If political parties, the NTGL and UNMIL are looking for a model to address the issue of security coverage for presidential aspirants, then they may need to revisit the system that was put into play by ECOMOG in the 1997 presidential elections, which according to reports provided the same level of protection to all candidates. Even-though the West African force had access to a lot less resources than UNMIL, it made as part of its duty –as peacekeepers to show its presence everywhere candidates traveled. This deployment on the part of ECOMOG was a critical component of its strategy to minimize electoral violence.

The need for political parties, the NTGL and UNMIL to rethink their strategies for elections security, especially as it relates to the close protection of presidential aspirants can not be more relevant. All stakeholders in the Liberian peace process need to quickly address this issue because it will be too unimaginable to contemplate the consequences of inaction.

These elections, in the words of one candidate, represent the most important in the history of Liberia.
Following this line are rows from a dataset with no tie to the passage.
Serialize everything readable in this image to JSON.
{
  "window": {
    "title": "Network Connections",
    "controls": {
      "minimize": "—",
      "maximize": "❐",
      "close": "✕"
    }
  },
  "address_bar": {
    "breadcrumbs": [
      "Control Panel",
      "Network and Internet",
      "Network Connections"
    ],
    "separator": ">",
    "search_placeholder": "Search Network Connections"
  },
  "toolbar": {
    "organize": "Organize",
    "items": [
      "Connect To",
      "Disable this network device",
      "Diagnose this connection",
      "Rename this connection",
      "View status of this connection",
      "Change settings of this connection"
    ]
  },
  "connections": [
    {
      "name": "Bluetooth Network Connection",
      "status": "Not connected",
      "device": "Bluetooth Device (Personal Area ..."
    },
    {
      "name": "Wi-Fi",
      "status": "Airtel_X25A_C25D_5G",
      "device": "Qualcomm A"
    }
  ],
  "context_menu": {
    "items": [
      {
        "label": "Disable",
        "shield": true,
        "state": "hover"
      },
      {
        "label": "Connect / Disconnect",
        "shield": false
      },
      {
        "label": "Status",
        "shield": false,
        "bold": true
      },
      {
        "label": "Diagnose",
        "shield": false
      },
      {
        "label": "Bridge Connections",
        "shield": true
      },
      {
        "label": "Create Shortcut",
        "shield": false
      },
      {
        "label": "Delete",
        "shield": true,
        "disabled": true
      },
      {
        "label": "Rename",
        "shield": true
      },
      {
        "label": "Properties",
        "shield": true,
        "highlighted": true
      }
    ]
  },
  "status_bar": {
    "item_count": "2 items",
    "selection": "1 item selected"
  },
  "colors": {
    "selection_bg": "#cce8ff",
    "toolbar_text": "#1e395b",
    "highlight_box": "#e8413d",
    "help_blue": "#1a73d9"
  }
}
It would be unfortunate if it were disrupted because of a preventable occurrence. One could say that UNMIL is not providing protection because it wants to shows that peace is here and that people are really free to move around. Peace is not necessarily the absence of war; Liberia is still dealing with a traumatized population. The passion exhibited by some partisans for their candidates could also be expressed in the negative for opponents. Peacekeeping also means insuring that nothing happens to disrupt the political process.